Entries taken from a collection:
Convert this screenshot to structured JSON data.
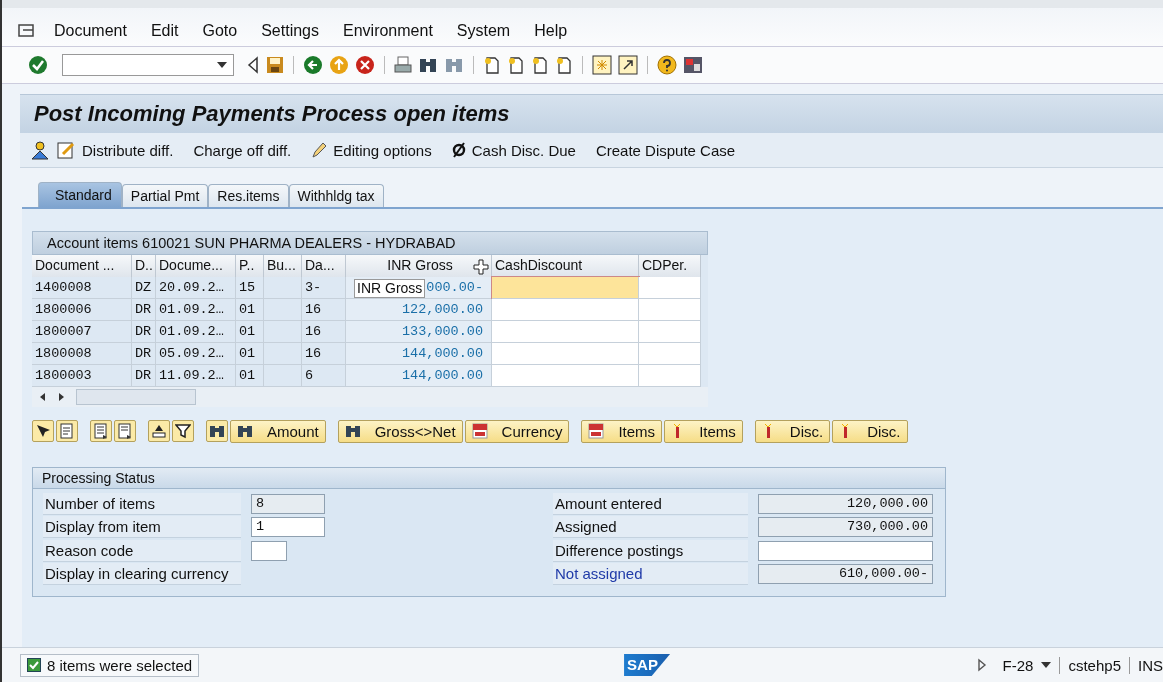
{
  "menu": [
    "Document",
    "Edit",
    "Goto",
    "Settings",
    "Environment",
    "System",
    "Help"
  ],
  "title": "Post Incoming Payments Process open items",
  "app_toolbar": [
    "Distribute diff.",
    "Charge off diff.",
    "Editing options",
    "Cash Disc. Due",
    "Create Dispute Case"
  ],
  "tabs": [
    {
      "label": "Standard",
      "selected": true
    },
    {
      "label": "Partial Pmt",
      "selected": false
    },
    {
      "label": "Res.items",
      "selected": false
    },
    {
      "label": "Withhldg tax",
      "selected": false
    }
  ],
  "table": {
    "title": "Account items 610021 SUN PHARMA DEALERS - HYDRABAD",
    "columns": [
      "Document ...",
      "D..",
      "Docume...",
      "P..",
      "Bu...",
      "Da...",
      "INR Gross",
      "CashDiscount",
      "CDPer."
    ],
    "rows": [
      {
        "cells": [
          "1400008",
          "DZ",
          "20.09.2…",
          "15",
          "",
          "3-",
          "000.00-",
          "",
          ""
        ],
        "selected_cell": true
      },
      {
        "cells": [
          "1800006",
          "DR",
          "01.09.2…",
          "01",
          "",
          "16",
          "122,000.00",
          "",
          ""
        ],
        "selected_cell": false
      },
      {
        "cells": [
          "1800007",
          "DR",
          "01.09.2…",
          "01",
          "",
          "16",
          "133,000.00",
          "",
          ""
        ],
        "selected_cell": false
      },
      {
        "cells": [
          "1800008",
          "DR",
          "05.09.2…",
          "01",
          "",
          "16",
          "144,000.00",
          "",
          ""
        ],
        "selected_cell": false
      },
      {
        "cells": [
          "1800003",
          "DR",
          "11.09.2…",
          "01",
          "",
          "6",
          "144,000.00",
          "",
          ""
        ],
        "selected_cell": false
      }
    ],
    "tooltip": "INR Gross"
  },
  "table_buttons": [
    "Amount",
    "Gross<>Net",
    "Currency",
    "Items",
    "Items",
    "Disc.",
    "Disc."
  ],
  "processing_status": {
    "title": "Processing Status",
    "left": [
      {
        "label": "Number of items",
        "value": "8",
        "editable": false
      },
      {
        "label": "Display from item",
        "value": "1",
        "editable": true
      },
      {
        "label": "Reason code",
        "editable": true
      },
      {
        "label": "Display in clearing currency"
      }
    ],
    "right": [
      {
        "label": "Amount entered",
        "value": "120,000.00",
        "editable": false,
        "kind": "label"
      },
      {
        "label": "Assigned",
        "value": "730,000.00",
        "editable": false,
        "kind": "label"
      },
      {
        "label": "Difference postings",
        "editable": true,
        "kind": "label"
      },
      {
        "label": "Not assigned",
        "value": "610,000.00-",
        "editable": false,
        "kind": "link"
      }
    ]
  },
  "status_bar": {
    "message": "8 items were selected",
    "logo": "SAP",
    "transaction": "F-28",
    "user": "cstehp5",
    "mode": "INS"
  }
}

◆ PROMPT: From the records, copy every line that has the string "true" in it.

◆ WRITTEN RESPONSE:
      "selected": true
        "selected_cell": true
        "editable": true
        "editable": true
        "editable": true,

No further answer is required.